Once again, time has slid past and we are starting to look forward to next year. But first I want to take stock of the past year.
The library scene is not as rosy as one might hope. Public libraries continue to struggle as councils are looking to make more cuts; check out Public Libraries News for a sobering overview. Schools Library Services around the country are disappearing, the most recent being North Yorkshire and North East Wales. The continued failure to recognise the importance of trained staff who can interact with young people, providing that vital personal touch, recommending, encouraging and enthusing about books, is bound to have detrimental consequences for young readers.
Sadly this year we inevitably recorded the deaths of authors, illustrators and activists whose work has inspired. Among them were Fritz Wegner whose art still delights in the Happy Families series written by Allan Ahlberg; and Gene Kemp, a Carnegie winner and staunch supporter of libraries – and rebels. The death of Dorothy Butler was particularly poignant for me: her belief that ‘babies need books’, that everyone should read, and that books can and do make a difference, underpinned my career.
However, there is cheery news. The book itself is thriving, with beautiful books very much part of the scene; Bloomsbury for instance is confidently launching their new edition of Harry Potter, lavishly illustrated by Jim Kay. Indeed, illustrators are beginning to take their rightful place alongside authors on the podium, thanks to the campaign launched by Sarah McIntyre, Pictures Mean Business. To add to the glow, British illustrators after an absence of twenty years, starred at the Biennale of Illustrations, Bratislava, with Laura Carlin winning the Grand Prix and Levi Pinfold a Plaque (special commendation).
In June we welcomed a new Children’s Laureate when Malorie Blackman stepped down after two very active years – that inimitable and indefatigable champion of creativity, Chris Riddell. He is both author and artist, and happily embraces modern technology; his Doodle Diary is now delighting the world via social media.

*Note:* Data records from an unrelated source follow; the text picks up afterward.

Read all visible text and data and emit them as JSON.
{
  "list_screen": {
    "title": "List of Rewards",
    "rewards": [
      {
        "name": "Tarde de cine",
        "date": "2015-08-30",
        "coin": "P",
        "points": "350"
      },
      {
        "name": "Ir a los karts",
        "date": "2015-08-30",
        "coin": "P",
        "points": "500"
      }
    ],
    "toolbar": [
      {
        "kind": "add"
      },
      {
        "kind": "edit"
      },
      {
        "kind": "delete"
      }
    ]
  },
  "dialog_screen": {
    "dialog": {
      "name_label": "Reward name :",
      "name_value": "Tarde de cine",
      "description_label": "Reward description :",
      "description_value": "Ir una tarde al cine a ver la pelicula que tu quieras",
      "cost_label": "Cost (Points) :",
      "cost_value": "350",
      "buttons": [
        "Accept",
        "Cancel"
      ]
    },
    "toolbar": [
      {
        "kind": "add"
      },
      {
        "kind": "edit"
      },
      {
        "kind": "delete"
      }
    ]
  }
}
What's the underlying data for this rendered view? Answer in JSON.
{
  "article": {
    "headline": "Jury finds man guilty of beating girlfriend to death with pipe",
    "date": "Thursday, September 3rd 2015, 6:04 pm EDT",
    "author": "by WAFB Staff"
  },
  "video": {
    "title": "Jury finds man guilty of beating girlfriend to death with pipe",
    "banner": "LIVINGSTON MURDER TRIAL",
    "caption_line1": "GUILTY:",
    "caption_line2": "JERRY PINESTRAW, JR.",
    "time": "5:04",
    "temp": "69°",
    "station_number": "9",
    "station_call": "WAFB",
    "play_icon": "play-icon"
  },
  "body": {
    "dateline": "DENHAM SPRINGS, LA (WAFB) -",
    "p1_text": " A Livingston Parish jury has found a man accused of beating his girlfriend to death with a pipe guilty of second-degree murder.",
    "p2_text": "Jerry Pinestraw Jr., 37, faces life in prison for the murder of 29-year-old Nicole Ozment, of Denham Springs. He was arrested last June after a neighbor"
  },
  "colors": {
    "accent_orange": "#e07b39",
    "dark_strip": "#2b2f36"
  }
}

Inclusivity and diversity continue to resonate. They were the theme of the recent YLG (Youth Libraries Group) Conference held in partnership with CDEG (Community, Diversity and Equality Group). Both are Special Interest Groups of CILIP (Chartered Institute of Librarians and Information Professionals), drawing together practitioners from different backgrounds. The keynote speech by Karen McCluskey, Director of the Scottish Violence Reduction Unit, emphasised the importance of books that children can connect with. Speakers, both in the plenary sessions and in the workshops, spoke with authority and passion about providing books for different communities. They included Lisa Williamson who talked about the need for young LGBTQ readers to find themselves in a book; Pam Dix, Chair of IBBY UK, who talked about Cultural Diversity and Children’s Books, an aspect reflected again in the presentation by Sita Brahmachari; and Paul Register on the Stan Lee Excelsior Award for graphic novels, and chosen by readers themselves. A highlight of the conference was the announcement that the CILIP Carnegie and Kate Greenaway Awards would now incorporate a new award set up in partnership with Amnesty International,the Amnesty CILIP Honour Award, which will draw on the shortlists and showcase books that reflect and celebrate personal rights and freedoms. Of course, diversity also means introducing young readers to authors and illustrators who are not British. Translation continues to be an active topic of concern in that there is still too little. However there is some cause for optimism with the growth of specialist publishers like Pushkin Press, and the fact that translated books are now eligible for the Carnegie Medal.
Prizes are an important way of celebrating books. We watched with sadness as the Roald Dahl Funny Prize ended, only to cheer as, phoenix like, the Laugh Out Loud Prize (the Lollies) was born There has been no award for the YA novel since the Booktrust Teenage Prize ceased, however this year saw the launch of the YA Book Prize sponsored by the Bookseller. Poetry may also be experiencing a bit of a revival after the CLIPPA Award (Centre for Literacy in Primary Poetry Award) took centre stage, literally, at the Southbank with Joseph Coelho winning; let us hope this really does continue.
There is plenty to shout about and much to look forward to in 2016!